Report every line of the data that includes "STACK".

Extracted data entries
BEGIN

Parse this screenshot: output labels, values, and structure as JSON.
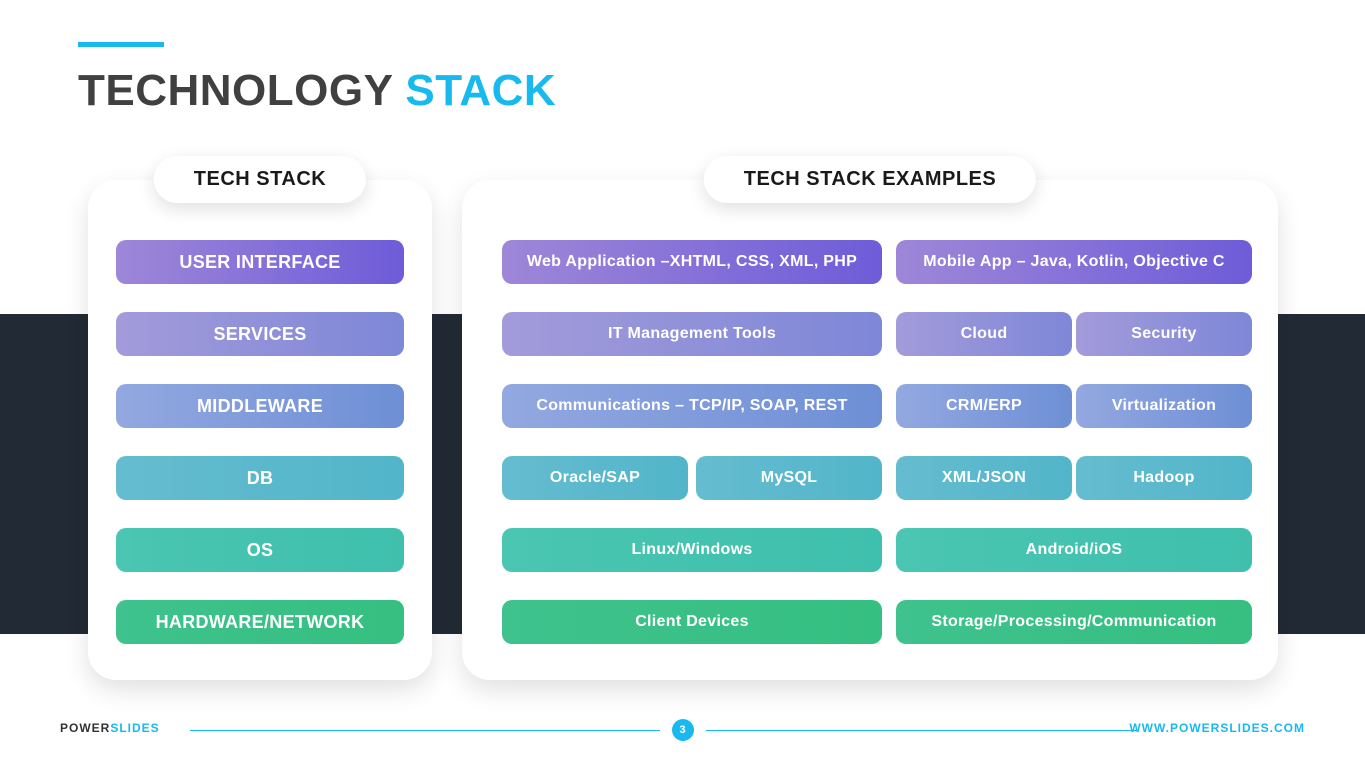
{
  "title": {
    "first": "TECHNOLOGY",
    "second": "STACK"
  },
  "left_card": {
    "title": "TECH STACK",
    "rows": [
      "USER INTERFACE",
      "SERVICES",
      "MIDDLEWARE",
      "DB",
      "OS",
      "HARDWARE/NETWORK"
    ]
  },
  "right_card": {
    "title": "TECH STACK EXAMPLES",
    "rows": [
      {
        "left_full": "Web Application –XHTML, CSS, XML, PHP",
        "right_full": "Mobile App – Java, Kotlin, Objective C"
      },
      {
        "left_full": "IT Management Tools",
        "right_a": "Cloud",
        "right_b": "Security"
      },
      {
        "left_full": "Communications – TCP/IP, SOAP, REST",
        "right_a": "CRM/ERP",
        "right_b": "Virtualization"
      },
      {
        "left_a": "Oracle/SAP",
        "left_b": "MySQL",
        "right_a": "XML/JSON",
        "right_b": "Hadoop"
      },
      {
        "left_full": "Linux/Windows",
        "right_full": "Android/iOS"
      },
      {
        "left_full": "Client Devices",
        "right_full": "Storage/Processing/Communication"
      }
    ]
  },
  "footer": {
    "brand_first": "POWER",
    "brand_second": "SLIDES",
    "page": "3",
    "url": "WWW.POWERSLIDES.COM"
  }
}
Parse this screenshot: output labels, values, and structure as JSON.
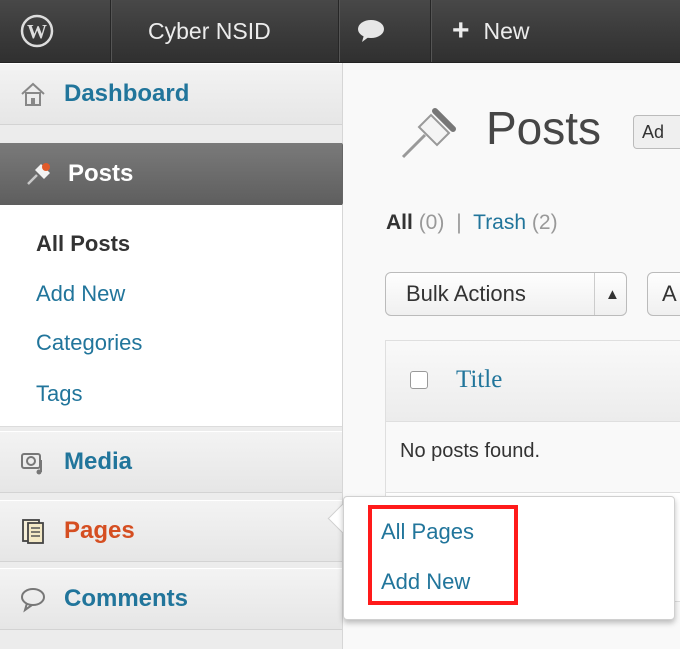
{
  "admin_bar": {
    "site_name": "Cyber NSID",
    "new_label": "New",
    "icons": [
      "wordpress-logo-icon",
      "comment-bubble-icon",
      "plus-icon"
    ]
  },
  "sidebar": {
    "dashboard": "Dashboard",
    "posts": "Posts",
    "posts_submenu": [
      "All Posts",
      "Add New",
      "Categories",
      "Tags"
    ],
    "media": "Media",
    "pages": "Pages",
    "comments": "Comments"
  },
  "main": {
    "page_title": "Posts",
    "add_new_partial": "Ad",
    "filters": {
      "all_label": "All",
      "all_count": "(0)",
      "separator": "|",
      "trash_label": "Trash",
      "trash_count": "(2)"
    },
    "bulk_actions": "Bulk Actions",
    "apply_partial": "A",
    "table": {
      "title_header": "Title",
      "empty_message": "No posts found."
    }
  },
  "flyout": {
    "items": [
      "All Pages",
      "Add New"
    ]
  },
  "colors": {
    "link": "#21759b",
    "active_menu": "#d54e21",
    "highlight": "#ff1a1a"
  }
}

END

■ **Exercise answer**
    "second": "STACK"
    "title": "TECH STACK",
    "title": "TECH STACK EXAMPLES",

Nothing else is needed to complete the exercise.